Book review: Summer House with Swimming Pool
There is an unsettling edge of nastiness just below the surface of Herman Koch's Summer House with Swimming Pool, which is even more disquieting because it makes for a compulsively enjoyable novel. The novel's only guide, Dr Marc Schlosser, quickly proves himself to be anything but trustworthy. He has developed his medical practice by satisfying the hypochondria, the prescription drug-addictions, and the egocentricity of his Dutch entertainment industry clients. Familiarity has bred his contempt with regard to their bodies, their vanity, and their fears. Schlosser has been charged with malpractice in the death of one of his celebrity clients, Ralph Meier, who had just had his big break playing the role of Tiberius in an HBO mini-series. Meier with his powerful bulk, sudden appetites and domineering personality, might have been a charismatic man, but at their first meeting he examined Schlosser's wife as if she were a "tasty morsel … to wolf down in a few bites".
Both Schlosser and Schlosser's wife had been flattered by the famous actor's attentions but they find themselves involved in ways they had not initially contemplated. The two families, both with teenage children, decide to share a holiday together at a Mediterranean resort but the sun-drenched days quickly reveal toxic shadows. Summer House with Swimming Pool is a novel of short stabbing glimpses. Things are seen with enough contextual information to enable an instant interpretation to be made, but as the novel progresses, alternative and increasingly unpleasant versions present themselves. The reader is made complicit very quickly. Despite his contempt for his patients, Marc Schlosser is oddly likable. The summer holiday in a beach villa promises great things in the same way as travel-agents sell packaged holidays. However, it doesn't take long for the underside of paradise to make an appearance: too much alcohol, the failed camping-ground with neglected animals in a pet zoo, and family tensions rising in over-crowded accommodation. Koch has a knack of getting the vacation setting just right, but he is also a great master of unease. Sexual romances flare and flourish among the teenagers of the two families with the connivance and tolerance of adults who are blinded by their own infidelities. Beach parties and bars turn out to be anything but pleasurable interludes.
Finally, complications over-balance the vacation setting. There are more volatile passions waiting underneath the commonplace, and a single spark ignites them when one of Schlosser's daughters goes missing for a few hours. The novel is compulsive reading, not only for what will happen, but to discover what has already happened. The meaning of an incident is revised, and sometimes revised again. It's a dramatic and gripping narrative and it is often staged in the reader's thoughts.

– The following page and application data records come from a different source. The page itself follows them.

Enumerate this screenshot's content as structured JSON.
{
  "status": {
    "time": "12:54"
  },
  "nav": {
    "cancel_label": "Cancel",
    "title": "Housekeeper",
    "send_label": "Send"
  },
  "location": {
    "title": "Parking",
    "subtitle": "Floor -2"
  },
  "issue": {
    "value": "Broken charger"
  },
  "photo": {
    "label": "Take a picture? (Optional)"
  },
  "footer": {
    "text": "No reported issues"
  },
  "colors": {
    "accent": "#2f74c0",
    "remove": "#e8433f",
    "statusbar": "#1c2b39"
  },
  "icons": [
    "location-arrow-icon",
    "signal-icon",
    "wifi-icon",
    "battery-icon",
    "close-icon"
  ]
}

Koch is the Dutch author of several books including the bestselling The Dinner. His skills are apparent in Summer House with Swimming Pool as layers are stripped from personalities and stories in an almost forensic fashion. Koch undercuts assumptions right to the unexpected conclusion, when it is hard to resist beginning the book all over again simply to see things with new eyes.
AT A GLANCE
SUMMER HOUSE WITH SWIMMING POOL
Herman Koch, $37
Sunday Star Times